Currently each Sitka High student pays a fee to participate in activities as determined by coaches and the Activities Director of $300-400 per activity to cover uniforms, coaches, and some travel. Additionally students are often responsible for other travel fees to attend State qualified tournaments ranging from $200-400. Ironically, the better students perform in their activities the higher their expenses: students who travel to regional or state tournaments often pay upwards of a combined one thousand dollars to be a part of an activity. At Sitka High, 79% of kids participated in school activities, 63% of students participated in sports last year with over half of those students participating in multiple activities. Students participating in more than one activity, and families with more than one child especially have to weigh how many activities they can afford.
Families of students in activities foot these bills, along with providing shoes, instruments, and food during travel and other expenses out of pocket and through fundraising campaigns.
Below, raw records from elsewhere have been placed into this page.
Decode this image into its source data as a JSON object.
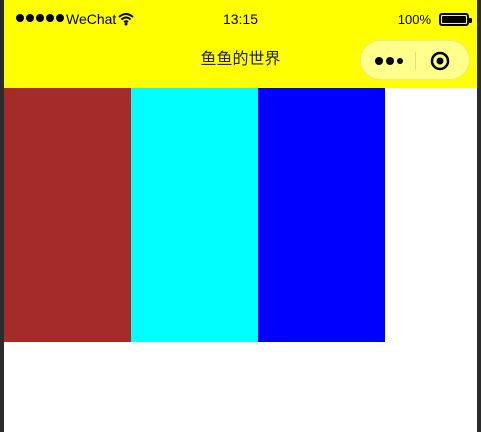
{
  "status_bar": {
    "carrier": "WeChat",
    "time": "13:15",
    "battery": "100%"
  },
  "nav": {
    "title": "鱼鱼的世界"
  },
  "blocks": [
    {
      "name": "brown",
      "color": "#a52a2a"
    },
    {
      "name": "cyan",
      "color": "#00ffff"
    },
    {
      "name": "blue",
      "color": "#0000ff"
    }
  ],
  "colors": {
    "bar": "#ffff00",
    "background": "#ffffff"
  }
}
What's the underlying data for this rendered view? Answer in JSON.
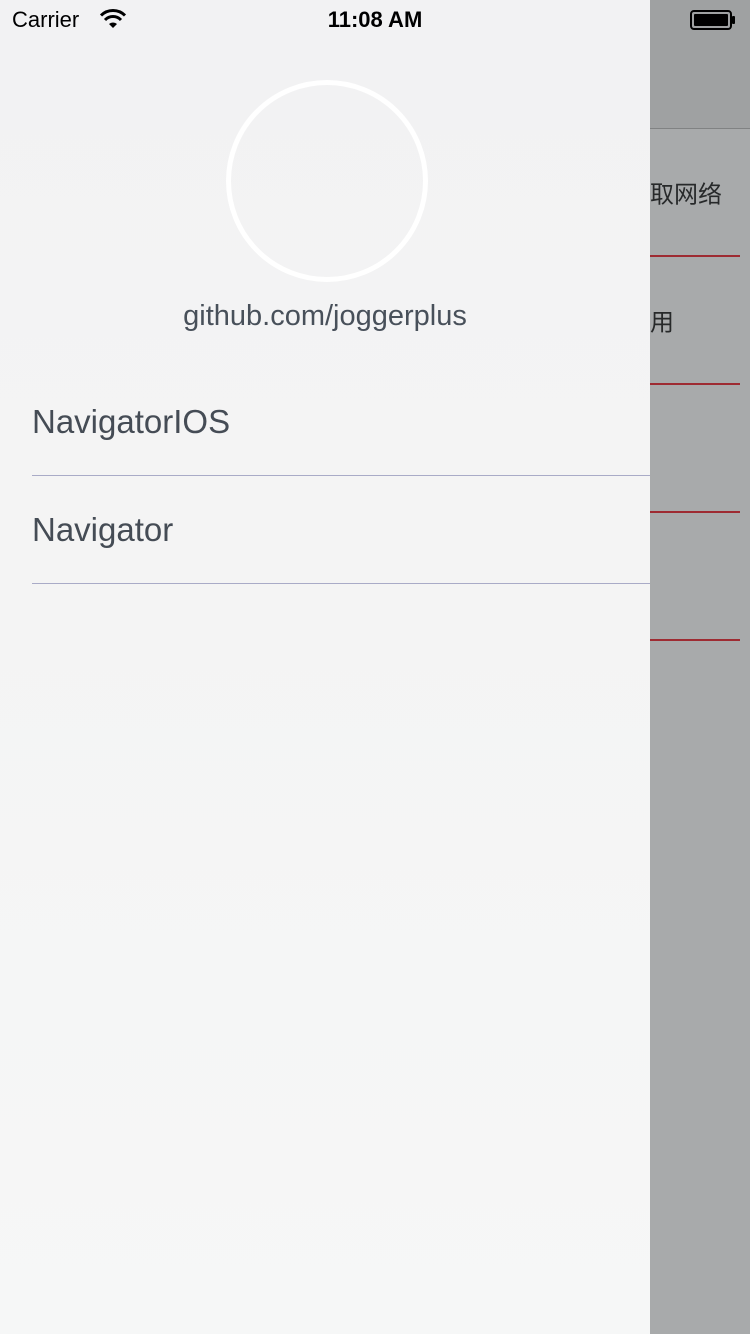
{
  "status_bar": {
    "carrier": "Carrier",
    "time": "11:08 AM",
    "icons": [
      "wifi-icon",
      "battery-icon"
    ]
  },
  "drawer": {
    "username": "github.com/joggerplus",
    "menu": [
      {
        "label": "NavigatorIOS"
      },
      {
        "label": "Navigator"
      }
    ]
  },
  "main": {
    "rows": [
      {
        "label": "取网络"
      },
      {
        "label": "用"
      },
      {
        "label": ""
      },
      {
        "label": ""
      }
    ],
    "divider_color": "#c8141e"
  }
}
There is incredible support from Sitka’s business community to assist teams with travel expenses, from outright donations to calendar sponsorship and other fundraisers. Sitka has always stepped up for our students and supported their efforts to the tune of nearly $200,000 in funds raised annually. Yet it is important to recognize the cost to students and families of time and often, again, personal resources, to fundraise. These fundraisers are often embedded in community life, and are valuable in their own way, but they do not happen without a great deal of effort. The need for fundraising is unlikely to go away; however, reducing fees and expenses will open activities and all the benefits that come with activities to more students.
The Sitka School District has committed to maintaining their activities funding, which includes the salary of the Activities Director. Other ideas district leadership has proposed include capping student fees at $300 annually, opening the door to participation in as many activities as students would like. Reducing the expense for students who travel to regional or state tournaments is being discussed, as well as providing funds for meal support during travel for qualified students. In the absence of ferries the cost of travel has risen dramatically, and increasing the amount of money available for student travel will help offset this expense for families.
A yes vote on the Marijuana Tax Ballot Measure will fulfill a directive of Sitka’s own Marijuana Advisory Committee while committing 100% of the revenues from the sale of safe and legal products to student activities. This ordinance is a common sense way to continue Sitka’s tradition of supporting our kids.